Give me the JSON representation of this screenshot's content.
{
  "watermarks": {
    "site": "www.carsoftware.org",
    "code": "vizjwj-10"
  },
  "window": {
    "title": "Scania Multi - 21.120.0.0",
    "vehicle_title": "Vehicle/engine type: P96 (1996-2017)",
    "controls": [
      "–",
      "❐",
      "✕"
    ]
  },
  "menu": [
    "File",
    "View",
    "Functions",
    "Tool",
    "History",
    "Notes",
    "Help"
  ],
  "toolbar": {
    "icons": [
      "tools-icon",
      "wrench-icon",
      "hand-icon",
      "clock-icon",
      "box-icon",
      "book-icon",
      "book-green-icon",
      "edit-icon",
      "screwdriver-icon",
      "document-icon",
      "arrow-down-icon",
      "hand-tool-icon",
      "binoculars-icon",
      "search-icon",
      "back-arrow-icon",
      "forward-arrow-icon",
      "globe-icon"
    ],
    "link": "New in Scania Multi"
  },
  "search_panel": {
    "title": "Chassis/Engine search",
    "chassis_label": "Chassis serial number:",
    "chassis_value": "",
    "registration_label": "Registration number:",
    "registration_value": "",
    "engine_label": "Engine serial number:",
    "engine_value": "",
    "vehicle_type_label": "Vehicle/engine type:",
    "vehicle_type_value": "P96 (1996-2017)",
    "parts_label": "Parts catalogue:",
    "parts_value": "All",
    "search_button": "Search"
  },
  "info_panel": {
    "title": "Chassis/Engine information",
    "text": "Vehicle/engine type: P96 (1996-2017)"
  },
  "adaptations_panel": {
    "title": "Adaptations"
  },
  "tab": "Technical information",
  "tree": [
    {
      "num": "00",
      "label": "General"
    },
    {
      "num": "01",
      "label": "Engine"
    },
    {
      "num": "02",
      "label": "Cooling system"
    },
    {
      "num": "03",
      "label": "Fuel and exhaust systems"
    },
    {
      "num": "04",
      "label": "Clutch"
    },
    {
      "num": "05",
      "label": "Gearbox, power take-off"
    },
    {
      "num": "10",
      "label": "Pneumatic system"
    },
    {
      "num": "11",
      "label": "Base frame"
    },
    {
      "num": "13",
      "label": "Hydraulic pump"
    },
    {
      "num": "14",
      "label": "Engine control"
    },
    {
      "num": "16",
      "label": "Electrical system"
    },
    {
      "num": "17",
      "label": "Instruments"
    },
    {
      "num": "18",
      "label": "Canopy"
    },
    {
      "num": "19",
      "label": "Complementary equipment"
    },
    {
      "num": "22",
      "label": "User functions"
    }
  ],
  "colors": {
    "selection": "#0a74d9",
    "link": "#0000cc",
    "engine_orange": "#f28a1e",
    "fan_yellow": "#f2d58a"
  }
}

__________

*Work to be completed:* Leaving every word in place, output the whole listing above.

*Answer for this exercise:*
Give me the JSON representation of this screenshot's content.
{
  "watermarks": {
    "site": "www.carsoftware.org",
    "code": "vizjwj-10"
  },
  "window": {
    "title": "Scania Multi - 21.120.0.0",
    "vehicle_title": "Vehicle/engine type: P96 (1996-2017)",
    "controls": [
      "–",
      "❐",
      "✕"
    ]
  },
  "menu": [
    "File",
    "View",
    "Functions",
    "Tool",
    "History",
    "Notes",
    "Help"
  ],
  "toolbar": {
    "icons": [
      "tools-icon",
      "wrench-icon",
      "hand-icon",
      "clock-icon",
      "box-icon",
      "book-icon",
      "book-green-icon",
      "edit-icon",
      "screwdriver-icon",
      "document-icon",
      "arrow-down-icon",
      "hand-tool-icon",
      "binoculars-icon",
      "search-icon",
      "back-arrow-icon",
      "forward-arrow-icon",
      "globe-icon"
    ],
    "link": "New in Scania Multi"
  },
  "search_panel": {
    "title": "Chassis/Engine search",
    "chassis_label": "Chassis serial number:",
    "chassis_value": "",
    "registration_label": "Registration number:",
    "registration_value": "",
    "engine_label": "Engine serial number:",
    "engine_value": "",
    "vehicle_type_label": "Vehicle/engine type:",
    "vehicle_type_value": "P96 (1996-2017)",
    "parts_label": "Parts catalogue:",
    "parts_value": "All",
    "search_button": "Search"
  },
  "info_panel": {
    "title": "Chassis/Engine information",
    "text": "Vehicle/engine type: P96 (1996-2017)"
  },
  "adaptations_panel": {
    "title": "Adaptations"
  },
  "tab": "Technical information",
  "tree": [
    {
      "num": "00",
      "label": "General"
    },
    {
      "num": "01",
      "label": "Engine"
    },
    {
      "num": "02",
      "label": "Cooling system"
    },
    {
      "num": "03",
      "label": "Fuel and exhaust systems"
    },
    {
      "num": "04",
      "label": "Clutch"
    },
    {
      "num": "05",
      "label": "Gearbox, power take-off"
    },
    {
      "num": "10",
      "label": "Pneumatic system"
    },
    {
      "num": "11",
      "label": "Base frame"
    },
    {
      "num": "13",
      "label": "Hydraulic pump"
    },
    {
      "num": "14",
      "label": "Engine control"
    },
    {
      "num": "16",
      "label": "Electrical system"
    },
    {
      "num": "17",
      "label": "Instruments"
    },
    {
      "num": "18",
      "label": "Canopy"
    },
    {
      "num": "19",
      "label": "Complementary equipment"
    },
    {
      "num": "22",
      "label": "User functions"
    }
  ],
  "colors": {
    "selection": "#0a74d9",
    "link": "#0000cc",
    "engine_orange": "#f28a1e",
    "fan_yellow": "#f2d58a"
  }
}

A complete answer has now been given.